The study of emotions has won over cosmetics for a few years now with first the evaluation of well-being by quality-of-life questionnaires and self-evaluations of consumer tests. Since the 2010s, with the contribution of neuroscience and new technologies, it has been a question of scientifically and dynamically evaluating the psychic and physiological influence of emotions associated with the application of a cosmetic product and consequently the actions that result from it.
Emotions, complex physical and instinctive phenomena, cause unconscious bodily signals that can be instantly and objectively measured. The application of a cosmetic as a sensory experience is a stimulus that modifies the heart rate, facial expressions, skin surface activity, in a multidimensional cognitive, behavioural, and physiological process.
Experts agree that six primary emotions, sometimes more, constitute the common and universal base of individuals with: pleasure, sadness, fear, disgust, surprise, and anger, (contempt, shame, guilt, curiosity). The emotional response as a subjective feeling associated with an event is spontaneous, instantaneous, rapid, universal and consists of the 3 expressive, physiological, and subjective components. The effect of the application of a cosmetic product is unconsciously and quickly evaluated by the brain.
When it comes to claims, the study of emotions makes it possible to evaluate a wide range of perceptions caused by the application of a product and the improvements in self-representation as well as the physiological effects induced.

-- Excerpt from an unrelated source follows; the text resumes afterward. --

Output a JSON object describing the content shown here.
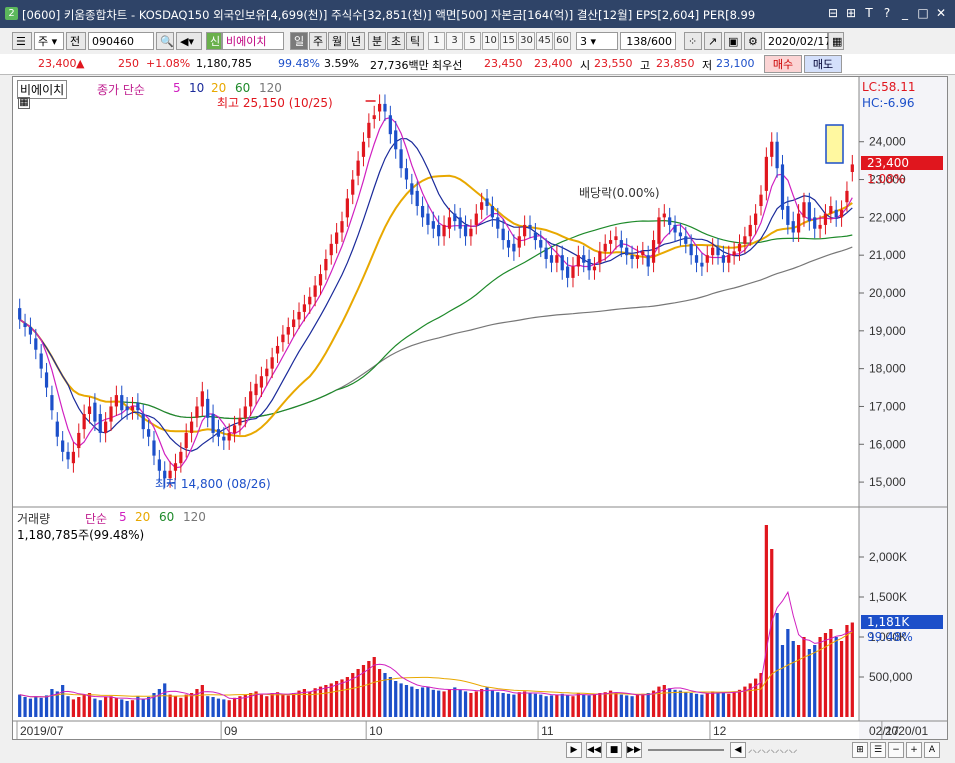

To objectify emotions scientifically, there is not a single simple and direct method but a multitude of methods. To increase the reliability of these analyses resulting from an unconscious and implicit process, it is necessary to consider in the design of the protocols, the claim sought, the type of product studied, the typology of consumers and to integrate the combination of the three components of the emotion: